“This increased stability and increased willingness to engage in services is a positive thing," she said, “and that’s one of the reasons we want these better, safer resource centers."
Flynn said providers are paying close attention to any space shortages that emerge as this transition unfolds. Though she shares concerns over capacity, she also argues it’s important to recognize that the system is in the midst of a shake-up.
“This is a time that’s going to be like no other time,” Flynn said. “The changes that we’re implementing are tremendous, really unprecedented.”
The 300-bed men’s shelter in South Salt Lake has yet to open, but all women have been moved out of The Road Home. There is space for 200 women in the Geraldine E. King Women’s Resource Center on 700 South and 40 at the newly opened Gail Miller Resource Center on Paramount Avenue.

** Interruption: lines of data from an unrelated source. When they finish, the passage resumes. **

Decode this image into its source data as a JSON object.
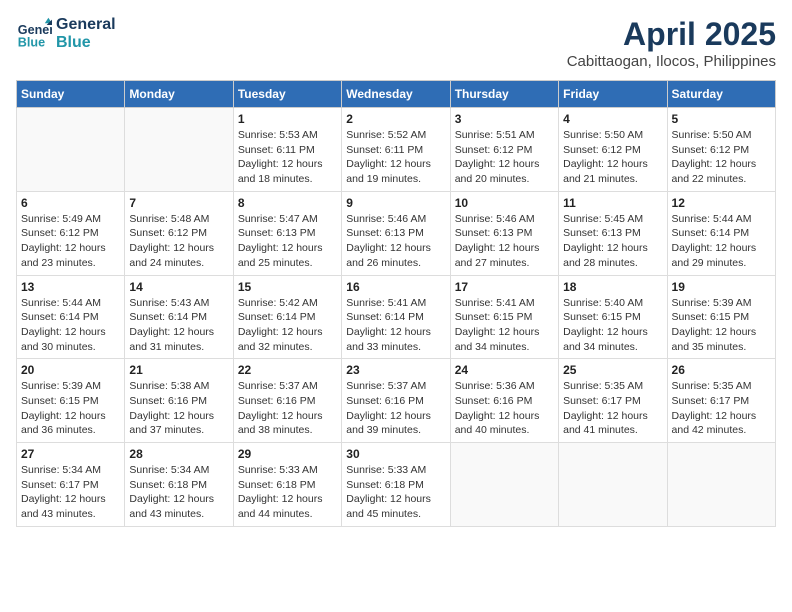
{
  "header": {
    "logo_line1": "General",
    "logo_line2": "Blue",
    "title": "April 2025",
    "subtitle": "Cabittaogan, Ilocos, Philippines"
  },
  "calendar": {
    "days_of_week": [
      "Sunday",
      "Monday",
      "Tuesday",
      "Wednesday",
      "Thursday",
      "Friday",
      "Saturday"
    ],
    "weeks": [
      [
        {
          "day": "",
          "info": ""
        },
        {
          "day": "",
          "info": ""
        },
        {
          "day": "1",
          "info": "Sunrise: 5:53 AM\nSunset: 6:11 PM\nDaylight: 12 hours and 18 minutes."
        },
        {
          "day": "2",
          "info": "Sunrise: 5:52 AM\nSunset: 6:11 PM\nDaylight: 12 hours and 19 minutes."
        },
        {
          "day": "3",
          "info": "Sunrise: 5:51 AM\nSunset: 6:12 PM\nDaylight: 12 hours and 20 minutes."
        },
        {
          "day": "4",
          "info": "Sunrise: 5:50 AM\nSunset: 6:12 PM\nDaylight: 12 hours and 21 minutes."
        },
        {
          "day": "5",
          "info": "Sunrise: 5:50 AM\nSunset: 6:12 PM\nDaylight: 12 hours and 22 minutes."
        }
      ],
      [
        {
          "day": "6",
          "info": "Sunrise: 5:49 AM\nSunset: 6:12 PM\nDaylight: 12 hours and 23 minutes."
        },
        {
          "day": "7",
          "info": "Sunrise: 5:48 AM\nSunset: 6:12 PM\nDaylight: 12 hours and 24 minutes."
        },
        {
          "day": "8",
          "info": "Sunrise: 5:47 AM\nSunset: 6:13 PM\nDaylight: 12 hours and 25 minutes."
        },
        {
          "day": "9",
          "info": "Sunrise: 5:46 AM\nSunset: 6:13 PM\nDaylight: 12 hours and 26 minutes."
        },
        {
          "day": "10",
          "info": "Sunrise: 5:46 AM\nSunset: 6:13 PM\nDaylight: 12 hours and 27 minutes."
        },
        {
          "day": "11",
          "info": "Sunrise: 5:45 AM\nSunset: 6:13 PM\nDaylight: 12 hours and 28 minutes."
        },
        {
          "day": "12",
          "info": "Sunrise: 5:44 AM\nSunset: 6:14 PM\nDaylight: 12 hours and 29 minutes."
        }
      ],
      [
        {
          "day": "13",
          "info": "Sunrise: 5:44 AM\nSunset: 6:14 PM\nDaylight: 12 hours and 30 minutes."
        },
        {
          "day": "14",
          "info": "Sunrise: 5:43 AM\nSunset: 6:14 PM\nDaylight: 12 hours and 31 minutes."
        },
        {
          "day": "15",
          "info": "Sunrise: 5:42 AM\nSunset: 6:14 PM\nDaylight: 12 hours and 32 minutes."
        },
        {
          "day": "16",
          "info": "Sunrise: 5:41 AM\nSunset: 6:14 PM\nDaylight: 12 hours and 33 minutes."
        },
        {
          "day": "17",
          "info": "Sunrise: 5:41 AM\nSunset: 6:15 PM\nDaylight: 12 hours and 34 minutes."
        },
        {
          "day": "18",
          "info": "Sunrise: 5:40 AM\nSunset: 6:15 PM\nDaylight: 12 hours and 34 minutes."
        },
        {
          "day": "19",
          "info": "Sunrise: 5:39 AM\nSunset: 6:15 PM\nDaylight: 12 hours and 35 minutes."
        }
      ],
      [
        {
          "day": "20",
          "info": "Sunrise: 5:39 AM\nSunset: 6:15 PM\nDaylight: 12 hours and 36 minutes."
        },
        {
          "day": "21",
          "info": "Sunrise: 5:38 AM\nSunset: 6:16 PM\nDaylight: 12 hours and 37 minutes."
        },
        {
          "day": "22",
          "info": "Sunrise: 5:37 AM\nSunset: 6:16 PM\nDaylight: 12 hours and 38 minutes."
        },
        {
          "day": "23",
          "info": "Sunrise: 5:37 AM\nSunset: 6:16 PM\nDaylight: 12 hours and 39 minutes."
        },
        {
          "day": "24",
          "info": "Sunrise: 5:36 AM\nSunset: 6:16 PM\nDaylight: 12 hours and 40 minutes."
        },
        {
          "day": "25",
          "info": "Sunrise: 5:35 AM\nSunset: 6:17 PM\nDaylight: 12 hours and 41 minutes."
        },
        {
          "day": "26",
          "info": "Sunrise: 5:35 AM\nSunset: 6:17 PM\nDaylight: 12 hours and 42 minutes."
        }
      ],
      [
        {
          "day": "27",
          "info": "Sunrise: 5:34 AM\nSunset: 6:17 PM\nDaylight: 12 hours and 43 minutes."
        },
        {
          "day": "28",
          "info": "Sunrise: 5:34 AM\nSunset: 6:18 PM\nDaylight: 12 hours and 43 minutes."
        },
        {
          "day": "29",
          "info": "Sunrise: 5:33 AM\nSunset: 6:18 PM\nDaylight: 12 hours and 44 minutes."
        },
        {
          "day": "30",
          "info": "Sunrise: 5:33 AM\nSunset: 6:18 PM\nDaylight: 12 hours and 45 minutes."
        },
        {
          "day": "",
          "info": ""
        },
        {
          "day": "",
          "info": ""
        },
        {
          "day": "",
          "info": ""
        }
      ]
    ]
  }
}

While partners behind the shift previously had deflected concerns about space, they acknowledged the deficit earlier this year. They have argued that under the new model — which focuses on directing people into housing, treatment programs or care facilities rather than using emergency shelter as a default — there will be a stronger emphasis on diverting people away from homelessness as well as on using capacity among multiple service providers in the county and beyond as needed.

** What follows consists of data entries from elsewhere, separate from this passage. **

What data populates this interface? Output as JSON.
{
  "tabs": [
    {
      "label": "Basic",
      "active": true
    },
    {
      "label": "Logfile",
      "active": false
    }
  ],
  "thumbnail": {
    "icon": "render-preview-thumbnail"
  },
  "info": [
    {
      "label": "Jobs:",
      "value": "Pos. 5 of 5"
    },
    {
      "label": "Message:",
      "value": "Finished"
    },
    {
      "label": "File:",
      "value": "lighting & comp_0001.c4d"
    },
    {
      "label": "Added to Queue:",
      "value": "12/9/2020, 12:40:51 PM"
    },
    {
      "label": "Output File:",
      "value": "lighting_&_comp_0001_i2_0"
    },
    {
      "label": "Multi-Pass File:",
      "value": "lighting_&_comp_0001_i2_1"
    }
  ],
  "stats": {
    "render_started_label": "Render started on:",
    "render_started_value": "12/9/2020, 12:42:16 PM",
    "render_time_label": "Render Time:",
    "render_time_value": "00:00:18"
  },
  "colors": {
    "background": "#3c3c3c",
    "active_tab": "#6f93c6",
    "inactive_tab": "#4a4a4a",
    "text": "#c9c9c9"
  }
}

The programs and case management services available at the new resource centers might keep people there for a bit longer compared with the downtown shelter, Flynn said. As the client turnover rate drops, it makes sense that providers initially would experience a space crunch, she said.
In the long run, though, the more robust service model should ease the strain on the system by helping people exit homelessness once and for all, she said. At the same time, homeless providers are working on contingency plans in case St. Vincent is full to make sure people don’t end up on the street during the bitter cold, Flynn said. They have not finalized any specific strategy at this point.
But the stakes are high, Tibbitts said, noting that individuals stuck outdoors during the winter months are at greater risk of frostbite and other health risks.
“There are about 100 people who die outdoors in our state every year," he said, “and obviously if we increase the number of people sleeping outside in the cold, that number is not going to go down.”
Providers and officials should make sure that — when St. Vincent de Paul is once again dedicated to overflow from the men’s shelter — there are enough motel vouchers for homeless women who need a place to sleep, Tibbitts said.
‘Tons of perks'
About $60,000 in state funding is available for handing out motel vouchers to homeless individuals, said Davis. Salt Lake City also kicks in some aid, and the state is prepared to make more money available for the vouchers if the need arises, she said.
“There will be more," she said. “We’re determining that as we move along.”
Kathy Bray, president and CEO of Volunteers of America, Utah, said motel vouchers typically go to clients who are on the path to permanent housing and who are working with case managers.
Providers are perhaps seeing record numbers of clients because homeless women are more comfortable staying in the small resource centers than at The Road Home’s shelter, said Bray, whose nonprofit is running the women-only facility. To cope with that influx, the VOA plans to rely on St. Vincent for now and use a small number of motel vouchers later on if there’s no room in the resource centers, she said.
“Hopefully we’ll just keep the flow moving,” she said. “We’ll see what happens with the numbers as the winter plays out.”
St. Clair, who has been homeless for a little over a year and a half, said she plans to keep trying to get a bed at the new homeless resource centers — she doesn’t see many other options.
“I’m sure once you get in there, there’s tons of perks to it, you know?” she said. "Eating every day and not having to go to everywhere, that would make things easier. Free laundry. I could see how it would be great, but I’m just on the outside of that right now.”